[What you have to do] In the data below, work out how many lines include the string "time". Only the number should be given.

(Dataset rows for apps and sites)
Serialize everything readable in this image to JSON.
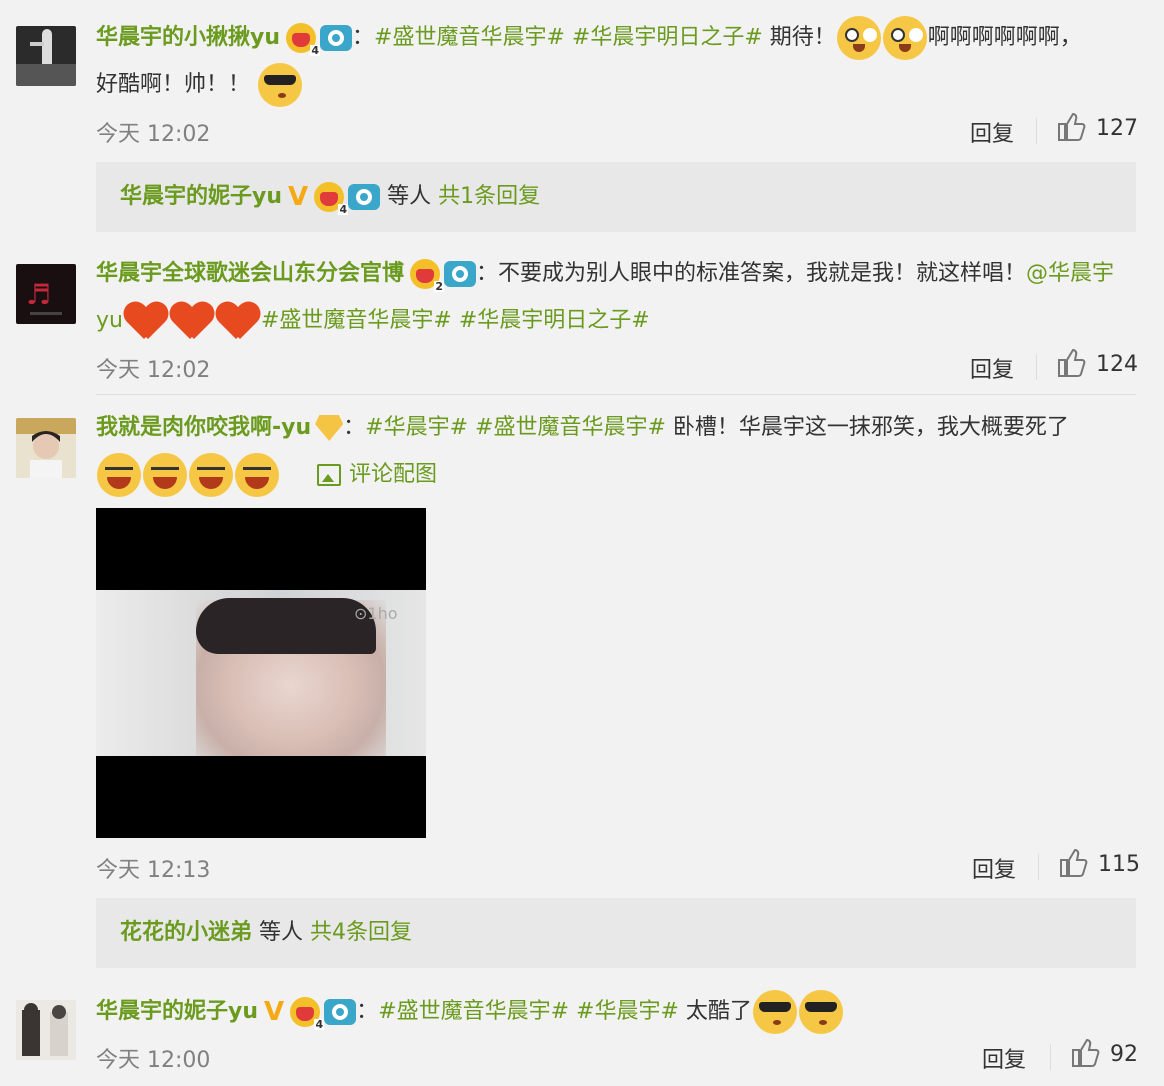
{
  "comments": [
    {
      "username": "华晨宇的小揪揪yu",
      "level": "4",
      "content_parts": [
        {
          "kind": "colon",
          "text": "："
        },
        {
          "kind": "tag",
          "text": "#盛世魔音华晨宇#"
        },
        {
          "kind": "tag",
          "text": "#华晨宇明日之子#"
        },
        {
          "kind": "text",
          "text": "期待！"
        },
        {
          "kind": "emoji",
          "text": "eyes"
        },
        {
          "kind": "emoji",
          "text": "eyes"
        },
        {
          "kind": "text",
          "text": "啊啊啊啊啊啊，"
        },
        {
          "kind": "text",
          "text": "好酷啊！帅！！"
        },
        {
          "kind": "emoji",
          "text": "cool"
        }
      ],
      "time": "今天 12:02",
      "reply_label": "回复",
      "likes": "127",
      "reply_summary": {
        "user": "华晨宇的妮子yu",
        "level": "4",
        "mid": "等人",
        "count_text": "共1条回复"
      }
    },
    {
      "username": "华晨宇全球歌迷会山东分会官博",
      "level": "2",
      "time": "今天 12:02",
      "reply_label": "回复",
      "likes": "124",
      "text": "不要成为别人眼中的标准答案，我就是我！就这样唱！",
      "mention": "@华晨宇yu",
      "tags": [
        "#盛世魔音华晨宇#",
        "#华晨宇明日之子#"
      ]
    },
    {
      "username": "我就是肉你咬我啊-yu",
      "time": "今天 12:13",
      "reply_label": "回复",
      "likes": "115",
      "tags": [
        "#华晨宇#",
        "#盛世魔音华晨宇#"
      ],
      "text": "卧槽！华晨宇这一抹邪笑，我大概要死了",
      "photo_link": "评论配图",
      "watermark": "⊙1ho",
      "reply_summary": {
        "user": "花花的小迷弟",
        "mid": "等人",
        "count_text": "共4条回复"
      }
    },
    {
      "username": "华晨宇的妮子yu",
      "level": "4",
      "time": "今天 12:00",
      "reply_label": "回复",
      "likes": "92",
      "tags": [
        "#盛世魔音华晨宇#",
        "#华晨宇#"
      ],
      "text": "太酷了"
    }
  ],
  "colon": "："
}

[Exercise result] 4